[Opening SUPPLIED MATERIAL section]

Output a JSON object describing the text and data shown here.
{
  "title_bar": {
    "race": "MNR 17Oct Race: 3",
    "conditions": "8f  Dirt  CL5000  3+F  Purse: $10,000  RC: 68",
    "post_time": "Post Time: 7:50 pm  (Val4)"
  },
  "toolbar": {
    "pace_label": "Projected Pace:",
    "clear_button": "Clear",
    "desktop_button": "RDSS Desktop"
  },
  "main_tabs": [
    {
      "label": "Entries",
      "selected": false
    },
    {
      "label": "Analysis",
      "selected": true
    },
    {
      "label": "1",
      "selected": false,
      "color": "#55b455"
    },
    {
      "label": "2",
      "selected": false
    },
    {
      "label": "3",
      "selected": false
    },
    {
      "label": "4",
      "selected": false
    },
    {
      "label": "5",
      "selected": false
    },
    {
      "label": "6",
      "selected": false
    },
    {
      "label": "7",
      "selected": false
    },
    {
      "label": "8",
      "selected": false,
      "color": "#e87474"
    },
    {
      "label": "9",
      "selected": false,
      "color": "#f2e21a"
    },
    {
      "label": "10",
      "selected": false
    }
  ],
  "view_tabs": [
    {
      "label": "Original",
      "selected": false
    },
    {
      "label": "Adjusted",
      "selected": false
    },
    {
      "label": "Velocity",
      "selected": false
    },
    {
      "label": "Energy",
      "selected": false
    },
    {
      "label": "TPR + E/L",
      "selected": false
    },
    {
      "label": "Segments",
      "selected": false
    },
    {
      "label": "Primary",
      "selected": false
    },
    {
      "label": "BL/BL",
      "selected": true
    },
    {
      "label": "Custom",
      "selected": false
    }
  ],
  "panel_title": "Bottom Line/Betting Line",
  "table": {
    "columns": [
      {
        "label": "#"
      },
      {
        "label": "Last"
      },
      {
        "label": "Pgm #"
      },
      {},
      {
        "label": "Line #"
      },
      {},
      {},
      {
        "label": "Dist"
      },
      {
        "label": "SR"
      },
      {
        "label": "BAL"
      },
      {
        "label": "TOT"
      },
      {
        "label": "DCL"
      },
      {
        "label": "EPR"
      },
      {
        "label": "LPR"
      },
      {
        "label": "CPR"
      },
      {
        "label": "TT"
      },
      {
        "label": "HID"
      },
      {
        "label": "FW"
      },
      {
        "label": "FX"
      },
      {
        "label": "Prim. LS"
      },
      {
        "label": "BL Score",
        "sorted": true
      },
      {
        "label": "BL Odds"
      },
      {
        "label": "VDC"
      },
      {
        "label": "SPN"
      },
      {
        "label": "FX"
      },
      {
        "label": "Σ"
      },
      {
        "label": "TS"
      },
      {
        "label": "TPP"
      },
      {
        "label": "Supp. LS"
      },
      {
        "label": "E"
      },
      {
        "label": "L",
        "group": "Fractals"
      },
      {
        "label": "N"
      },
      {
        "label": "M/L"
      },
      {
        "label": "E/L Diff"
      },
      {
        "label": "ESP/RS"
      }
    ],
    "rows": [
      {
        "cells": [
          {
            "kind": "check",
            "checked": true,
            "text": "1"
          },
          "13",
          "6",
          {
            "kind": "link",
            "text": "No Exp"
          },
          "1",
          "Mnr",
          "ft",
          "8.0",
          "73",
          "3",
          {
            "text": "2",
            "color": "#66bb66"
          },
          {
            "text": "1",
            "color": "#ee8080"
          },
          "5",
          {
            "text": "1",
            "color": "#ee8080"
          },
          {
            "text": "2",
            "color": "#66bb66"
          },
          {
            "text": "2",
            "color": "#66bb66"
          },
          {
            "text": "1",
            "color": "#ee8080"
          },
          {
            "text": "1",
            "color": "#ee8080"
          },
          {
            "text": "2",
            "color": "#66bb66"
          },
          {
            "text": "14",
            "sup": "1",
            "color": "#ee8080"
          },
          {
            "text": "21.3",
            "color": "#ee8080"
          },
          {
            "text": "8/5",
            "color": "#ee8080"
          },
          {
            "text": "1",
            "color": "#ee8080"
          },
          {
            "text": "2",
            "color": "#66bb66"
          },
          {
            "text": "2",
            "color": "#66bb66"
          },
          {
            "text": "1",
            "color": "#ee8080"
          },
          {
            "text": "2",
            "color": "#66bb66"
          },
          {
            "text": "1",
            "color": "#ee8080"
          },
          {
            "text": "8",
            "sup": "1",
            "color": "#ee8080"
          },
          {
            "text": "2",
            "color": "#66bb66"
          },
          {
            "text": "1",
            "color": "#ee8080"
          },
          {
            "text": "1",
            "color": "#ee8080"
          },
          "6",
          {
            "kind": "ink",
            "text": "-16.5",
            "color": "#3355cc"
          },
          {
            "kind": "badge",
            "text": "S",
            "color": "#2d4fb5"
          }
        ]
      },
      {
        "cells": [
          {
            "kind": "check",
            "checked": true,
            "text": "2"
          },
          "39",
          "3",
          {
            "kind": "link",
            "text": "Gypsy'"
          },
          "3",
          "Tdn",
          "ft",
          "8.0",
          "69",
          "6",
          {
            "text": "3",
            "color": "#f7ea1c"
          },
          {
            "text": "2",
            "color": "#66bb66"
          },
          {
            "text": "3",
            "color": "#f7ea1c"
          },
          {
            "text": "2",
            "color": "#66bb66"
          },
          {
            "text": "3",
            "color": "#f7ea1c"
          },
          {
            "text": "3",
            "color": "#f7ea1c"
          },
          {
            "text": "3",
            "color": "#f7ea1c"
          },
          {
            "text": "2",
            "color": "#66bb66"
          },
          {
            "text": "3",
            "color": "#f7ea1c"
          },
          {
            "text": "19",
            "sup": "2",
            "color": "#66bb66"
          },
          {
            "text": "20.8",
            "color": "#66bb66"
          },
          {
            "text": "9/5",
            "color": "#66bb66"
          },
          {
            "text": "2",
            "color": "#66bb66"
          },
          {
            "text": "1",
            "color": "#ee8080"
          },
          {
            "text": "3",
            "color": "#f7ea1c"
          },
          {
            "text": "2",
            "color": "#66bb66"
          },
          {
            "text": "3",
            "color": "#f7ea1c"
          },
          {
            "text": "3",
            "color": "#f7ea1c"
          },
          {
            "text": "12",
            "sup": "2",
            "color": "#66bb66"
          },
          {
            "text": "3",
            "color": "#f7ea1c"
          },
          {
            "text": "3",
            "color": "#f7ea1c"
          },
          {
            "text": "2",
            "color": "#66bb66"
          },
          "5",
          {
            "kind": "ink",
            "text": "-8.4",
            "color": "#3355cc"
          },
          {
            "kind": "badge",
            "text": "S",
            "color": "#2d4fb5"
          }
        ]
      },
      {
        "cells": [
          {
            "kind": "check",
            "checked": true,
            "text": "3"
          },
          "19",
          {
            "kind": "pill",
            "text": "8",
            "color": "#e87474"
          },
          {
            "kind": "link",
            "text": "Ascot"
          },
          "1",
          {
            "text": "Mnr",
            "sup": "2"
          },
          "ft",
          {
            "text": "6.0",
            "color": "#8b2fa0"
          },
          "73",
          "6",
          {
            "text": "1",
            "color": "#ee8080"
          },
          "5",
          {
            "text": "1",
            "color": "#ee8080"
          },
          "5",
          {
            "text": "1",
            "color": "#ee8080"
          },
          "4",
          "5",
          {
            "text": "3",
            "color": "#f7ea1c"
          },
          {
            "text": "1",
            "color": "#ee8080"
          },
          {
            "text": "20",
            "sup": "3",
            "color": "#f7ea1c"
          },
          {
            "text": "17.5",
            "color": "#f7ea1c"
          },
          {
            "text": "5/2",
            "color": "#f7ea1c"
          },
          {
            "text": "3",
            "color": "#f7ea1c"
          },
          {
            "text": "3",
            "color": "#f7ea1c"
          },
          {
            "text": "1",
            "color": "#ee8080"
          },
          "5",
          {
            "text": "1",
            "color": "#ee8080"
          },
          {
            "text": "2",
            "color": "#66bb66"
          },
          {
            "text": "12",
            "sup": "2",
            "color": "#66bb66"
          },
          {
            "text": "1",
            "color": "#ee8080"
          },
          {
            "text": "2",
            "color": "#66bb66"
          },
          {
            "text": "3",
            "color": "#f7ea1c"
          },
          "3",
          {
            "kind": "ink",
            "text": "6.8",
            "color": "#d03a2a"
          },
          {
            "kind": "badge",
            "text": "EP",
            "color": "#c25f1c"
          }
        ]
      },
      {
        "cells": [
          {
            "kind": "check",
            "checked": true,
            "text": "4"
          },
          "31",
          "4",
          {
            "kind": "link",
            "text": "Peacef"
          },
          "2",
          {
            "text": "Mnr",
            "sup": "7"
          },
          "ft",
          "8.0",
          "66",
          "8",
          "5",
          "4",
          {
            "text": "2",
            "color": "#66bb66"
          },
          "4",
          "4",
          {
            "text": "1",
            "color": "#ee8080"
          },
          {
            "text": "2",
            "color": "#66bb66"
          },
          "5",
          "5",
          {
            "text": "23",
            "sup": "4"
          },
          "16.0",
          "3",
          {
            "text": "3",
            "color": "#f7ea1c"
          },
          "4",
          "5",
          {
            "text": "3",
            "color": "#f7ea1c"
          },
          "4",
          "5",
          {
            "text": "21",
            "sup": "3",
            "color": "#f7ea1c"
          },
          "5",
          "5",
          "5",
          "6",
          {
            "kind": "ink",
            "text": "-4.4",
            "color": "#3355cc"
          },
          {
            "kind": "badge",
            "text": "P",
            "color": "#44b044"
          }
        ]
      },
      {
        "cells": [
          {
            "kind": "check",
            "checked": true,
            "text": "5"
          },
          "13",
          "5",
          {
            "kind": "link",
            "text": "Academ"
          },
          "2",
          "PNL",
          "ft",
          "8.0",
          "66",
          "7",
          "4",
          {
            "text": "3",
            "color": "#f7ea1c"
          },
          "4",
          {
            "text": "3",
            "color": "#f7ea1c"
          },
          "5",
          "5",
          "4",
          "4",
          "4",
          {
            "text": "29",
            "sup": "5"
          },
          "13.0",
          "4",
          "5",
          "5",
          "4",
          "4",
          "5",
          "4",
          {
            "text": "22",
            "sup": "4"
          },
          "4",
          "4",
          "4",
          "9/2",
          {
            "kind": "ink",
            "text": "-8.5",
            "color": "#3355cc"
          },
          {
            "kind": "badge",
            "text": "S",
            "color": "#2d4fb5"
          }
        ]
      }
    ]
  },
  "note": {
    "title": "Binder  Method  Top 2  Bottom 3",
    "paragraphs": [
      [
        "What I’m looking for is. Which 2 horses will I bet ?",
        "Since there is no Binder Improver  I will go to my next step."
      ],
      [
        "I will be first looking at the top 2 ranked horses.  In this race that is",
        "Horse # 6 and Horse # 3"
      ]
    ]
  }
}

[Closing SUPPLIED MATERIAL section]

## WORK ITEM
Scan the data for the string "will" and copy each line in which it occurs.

## ANSWER FOR THIS EXERCISE
        "What I’m looking for is. Which 2 horses will I bet ?",
        "Since there is no Binder Improver  I will go to my next step."
        "I will be first looking at the top 2 ranked horses.  In this race that is",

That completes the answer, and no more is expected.